Majority of residents want to stay!
Posted 14 years ago, 27 Oct 2008 by Cathal Mc Carthy
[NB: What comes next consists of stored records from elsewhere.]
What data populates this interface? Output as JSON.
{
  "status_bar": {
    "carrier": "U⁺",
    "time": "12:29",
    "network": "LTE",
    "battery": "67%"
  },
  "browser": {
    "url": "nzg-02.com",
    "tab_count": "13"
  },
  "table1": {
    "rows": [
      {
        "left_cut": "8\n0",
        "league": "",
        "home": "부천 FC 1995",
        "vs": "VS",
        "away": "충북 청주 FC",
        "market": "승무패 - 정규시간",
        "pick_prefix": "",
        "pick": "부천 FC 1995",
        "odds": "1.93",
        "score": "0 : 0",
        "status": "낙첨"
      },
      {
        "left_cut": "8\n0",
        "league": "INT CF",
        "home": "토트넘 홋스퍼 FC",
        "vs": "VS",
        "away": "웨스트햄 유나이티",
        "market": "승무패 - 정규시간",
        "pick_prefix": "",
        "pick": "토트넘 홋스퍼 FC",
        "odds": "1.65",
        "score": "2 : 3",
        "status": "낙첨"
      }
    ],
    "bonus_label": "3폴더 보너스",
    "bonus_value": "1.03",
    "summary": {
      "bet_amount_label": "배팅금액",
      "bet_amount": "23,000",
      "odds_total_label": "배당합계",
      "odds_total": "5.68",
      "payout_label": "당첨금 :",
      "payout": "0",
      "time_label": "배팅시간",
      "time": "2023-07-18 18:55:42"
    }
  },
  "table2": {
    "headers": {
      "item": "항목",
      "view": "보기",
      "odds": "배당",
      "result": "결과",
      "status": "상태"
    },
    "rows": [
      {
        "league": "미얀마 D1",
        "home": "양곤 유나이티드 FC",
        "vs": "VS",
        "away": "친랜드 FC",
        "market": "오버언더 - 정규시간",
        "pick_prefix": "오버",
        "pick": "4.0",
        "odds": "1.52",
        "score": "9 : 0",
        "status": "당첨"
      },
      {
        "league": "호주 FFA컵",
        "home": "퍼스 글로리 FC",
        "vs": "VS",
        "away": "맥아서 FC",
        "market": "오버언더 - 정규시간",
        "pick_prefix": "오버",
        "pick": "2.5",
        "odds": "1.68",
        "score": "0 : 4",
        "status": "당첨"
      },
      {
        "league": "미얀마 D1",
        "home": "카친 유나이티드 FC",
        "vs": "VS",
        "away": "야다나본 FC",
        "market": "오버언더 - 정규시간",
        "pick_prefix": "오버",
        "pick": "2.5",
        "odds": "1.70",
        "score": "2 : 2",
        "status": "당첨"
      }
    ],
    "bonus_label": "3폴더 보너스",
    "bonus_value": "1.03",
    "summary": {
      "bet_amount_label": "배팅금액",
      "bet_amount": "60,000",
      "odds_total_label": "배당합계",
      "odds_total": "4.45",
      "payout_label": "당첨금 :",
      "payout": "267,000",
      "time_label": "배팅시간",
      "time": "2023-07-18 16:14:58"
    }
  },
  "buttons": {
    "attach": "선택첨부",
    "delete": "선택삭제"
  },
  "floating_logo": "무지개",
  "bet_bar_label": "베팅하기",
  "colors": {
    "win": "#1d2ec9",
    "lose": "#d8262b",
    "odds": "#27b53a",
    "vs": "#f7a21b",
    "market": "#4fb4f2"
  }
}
The Moyross Residents' Alliance welcomes the forthcoming publication of the Plan for the regeneration of Limerick and look forward to studying it carefully. However, it is clear that any proposed physical regeneration of our troubled estates will take many years to complete. Therefore, the immediate challenge for both Limerick City Council and the Northside Regeneration Agency must be to ensure that residents enjoy the confidence and stability promised by the Fitzgerald Report, while we await construction of our new homes. Since the publication of the Fitzgerald Report Limerick City Council has spent millions of Euro acquiring peoples homes for as little as €20,000 in exchange for rented accommodation in other estates. Acceptance of the councils offer is conveniently interpreted as 'wanting to leave' and people lose their right to a new house in the newly regenerated area. Council tenants are also being re-located. Most of the people that have moved out are law-abiding and decent. But it should be acknowledged that in its rush to depopulate, Limerick City Council has also displaced some troubled families, denying them the opportunity of social regeneration. This policy may not be illegal, but it is immoral. Simply put, it is taking advantage of the disadvantaged. More worryingly, it has now been brought to our attention that a senior member of the Limerick Regeneration Board is going around Moyross threatening homeowners that their homes will be compulsory purchased if they refuse the Council offer. The ongoing depopulation of Moyross by Limerick City Council is undermining the hope and goodwill that residents initially had towards regeneration. Perfectly good houses are being boarded up as people vacate and parts of Moyross that used to look normal now look run-down and frightening. This degeneration process must stop. We propose that Limerick City Council repopulate these houses with people already living in the area. This would enable people to stay in Moyross as they wait for their new homes to be built while freeing up houses for demolition. Presently, Limerick City Council proposes to spend €2.8 million of taxpayers money to rent private houses in other estates and sublet them to people from regeneration areas. However, our depopulation / repopulation approach would save millions in taxpayers money while at the same time revitalising parts of Moyross and raising the communities spirit. Furthermore, both Paul Foley and Michael O'Kelly of the Northside Regeneration Agency have expressed their support for our strategy. Unfortunately, the Northside Regeneration Agency have told us that Limerick City Council have refused to even consider our proposal as they intend to knock all the houses in the next 18 months. This is nothing short of ludicrous. Firstly, Limerick City Council cannot legally demolish a house unless it is declared derelict. In fact, our council is legally obliged to let out any house it acquires that is not derelict. Secondly, it is envisaged that the physical regeneration of Moyross will take 5 to 10 years, so how can all our homes be demolished in the next 18 months if our new homes won't be ready? We will be supplying Limerick City Council with the names and addresses of law-abiding people that want to be re-housed within Moyross while we await regeneration. Regeneration needs to be about people. Take for example the case of one elderly resident whose health is failing and who lives in a block where all the other houses are derelict. Limerick City Council have approached him on numerous occasions and offered him rental accommodation elsewhere in the city, which he has declined. However, this resident would be willing to vacate his home if he could move to Delmege Park where his immediate family live and would be in a better position to take care of him. This particular part of Delmege Park has no derelict houses, but six of them are boarded up. If Limerick City Council could facilitate this man, and others like him, then we would begin have a regeneration process that puts the community first. More blocks would become empty and our council could hand these over to the Regeneration Agency for legal demolition. It is our hope that common sense and decency will prevail.